In total, the new study detected 126 different places on the human genome where genes inherited from archaic humans remain at a relatively high frequency. The results suggest modern humans owe their extinct cousins for a variety of traits, in particular those connected to immune systems and skin.
“Our work shows that hybridization was not just some curious side note to human history, but had important consequences and contributed to our ancestors’ ability to adapt to different environments as they dispersed throughout the world,” says Joshua Akey of the University of Washington School of Medicine in Seattle and an author of the study, in Science Daily.
Titled ‘Archaic Hominin Admixture Facilitated Adaptation to Out-of-Africa Environments’, the study by Rachel M. Gittelmann, Joshua G. Schraiber, Benjamin Vernot, Carmen Mikacenic, Mark M. Wurfel and Akey has been published in the journal Current Biology. It argues that as humans left Africa, interbreeding with Neanderthals and other archaic hominins allowed them to develop various traits for survival.
Neanderthals left Africa hundreds of thousands of years before modern humans, around 300,000 years ago. Modern humans made their way away from the continent sometime between 100,000 and 60,000 years ago. It has been well established that as modern humans made their way to new parts of the world, they encountered and sometimes had children with various archaic humans, such as Neanderthals and Denisovans. Remains of this breeding can still be seen in people today. Previous studies have shown that non-African humans inherited about 2% of their genome from Neanderthals. People of Melanesian ancestry take between 2% and 4% of their genome from Denisovan ancestors.
In the study, the researchers searched a sample of 1,500 individuals from East Asia, Europe and South Asia, as well as 27 from Island Melanesia, for archaic DNA sequences in their human genomes. In particular, the team were searching for archaic DNA sequences which appeared at a higher frequency than one would expect unless the genes were beneficial in some way.
Neanderthal and Denisovan DNA sequences are typically found at low frequencies, generally less than 5%. However, Gittelmann et al found 126 locations where the archaic sequences exist at much higher frequencies, up to 65%. 31 of those regions are involved in human immunity, while seven play a role in determining characteristics of our skin.
These attributes inherited from archaic hominins could have played a vital role in our survival after leaving Africa, allowing human populations to spread. “The ability to increase to such high population frequencies was most likely facilitated because these sequences were advantageous,” Akey explained. “In addition, many of the high-frequency sequences span genes involved in the immune system, which is a frequent target of adaptive evolution.”

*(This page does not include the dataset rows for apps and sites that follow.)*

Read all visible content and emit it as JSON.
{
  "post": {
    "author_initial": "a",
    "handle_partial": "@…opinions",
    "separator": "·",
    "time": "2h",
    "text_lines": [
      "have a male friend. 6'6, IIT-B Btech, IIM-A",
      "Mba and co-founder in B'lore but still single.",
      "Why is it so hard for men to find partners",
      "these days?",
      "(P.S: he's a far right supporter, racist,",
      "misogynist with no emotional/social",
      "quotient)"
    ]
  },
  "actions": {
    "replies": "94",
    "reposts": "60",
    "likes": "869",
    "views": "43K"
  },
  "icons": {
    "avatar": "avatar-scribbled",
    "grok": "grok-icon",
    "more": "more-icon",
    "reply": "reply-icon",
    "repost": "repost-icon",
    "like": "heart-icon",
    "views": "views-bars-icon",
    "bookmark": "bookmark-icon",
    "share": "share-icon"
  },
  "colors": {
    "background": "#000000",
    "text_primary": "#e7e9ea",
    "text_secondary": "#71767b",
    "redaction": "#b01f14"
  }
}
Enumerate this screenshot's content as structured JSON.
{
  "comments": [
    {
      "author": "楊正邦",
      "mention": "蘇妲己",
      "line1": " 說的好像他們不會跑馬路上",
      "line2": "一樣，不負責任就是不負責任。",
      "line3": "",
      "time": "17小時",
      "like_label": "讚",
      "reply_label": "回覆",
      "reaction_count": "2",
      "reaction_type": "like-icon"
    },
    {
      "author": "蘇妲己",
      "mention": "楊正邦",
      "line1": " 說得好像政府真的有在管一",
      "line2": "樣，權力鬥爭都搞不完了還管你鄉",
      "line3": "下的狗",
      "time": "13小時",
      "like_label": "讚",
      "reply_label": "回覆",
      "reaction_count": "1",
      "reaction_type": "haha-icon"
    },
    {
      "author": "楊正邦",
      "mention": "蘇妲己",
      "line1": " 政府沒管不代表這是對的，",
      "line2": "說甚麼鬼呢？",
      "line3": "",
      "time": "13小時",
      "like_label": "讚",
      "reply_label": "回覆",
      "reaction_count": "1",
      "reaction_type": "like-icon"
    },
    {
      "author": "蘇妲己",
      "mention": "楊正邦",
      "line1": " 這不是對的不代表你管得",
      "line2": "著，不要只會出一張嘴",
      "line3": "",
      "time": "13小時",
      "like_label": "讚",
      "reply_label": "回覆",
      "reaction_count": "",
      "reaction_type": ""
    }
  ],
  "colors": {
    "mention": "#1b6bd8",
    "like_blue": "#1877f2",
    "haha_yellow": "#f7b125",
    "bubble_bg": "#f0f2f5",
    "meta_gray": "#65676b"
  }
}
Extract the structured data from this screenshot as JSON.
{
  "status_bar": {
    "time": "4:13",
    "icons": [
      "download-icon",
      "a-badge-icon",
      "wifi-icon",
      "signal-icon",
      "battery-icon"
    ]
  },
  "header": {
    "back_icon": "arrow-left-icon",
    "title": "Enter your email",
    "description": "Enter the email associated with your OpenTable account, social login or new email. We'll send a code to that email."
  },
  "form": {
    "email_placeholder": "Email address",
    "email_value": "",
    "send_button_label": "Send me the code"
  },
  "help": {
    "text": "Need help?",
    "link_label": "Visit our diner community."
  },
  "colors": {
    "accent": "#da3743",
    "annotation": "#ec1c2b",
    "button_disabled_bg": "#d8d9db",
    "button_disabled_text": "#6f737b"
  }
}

As humans left Africa they encountered a host of unfamiliar, challenging environments. Tellingly, the team’s results suggest that many of the genes received from Neanderthals and Denisovans are connected to interactions with the environment. Hybridization through interbreeding, therefore, could have been the most efficient way for humans to adapt to the potentially hostile new lands they were encountering.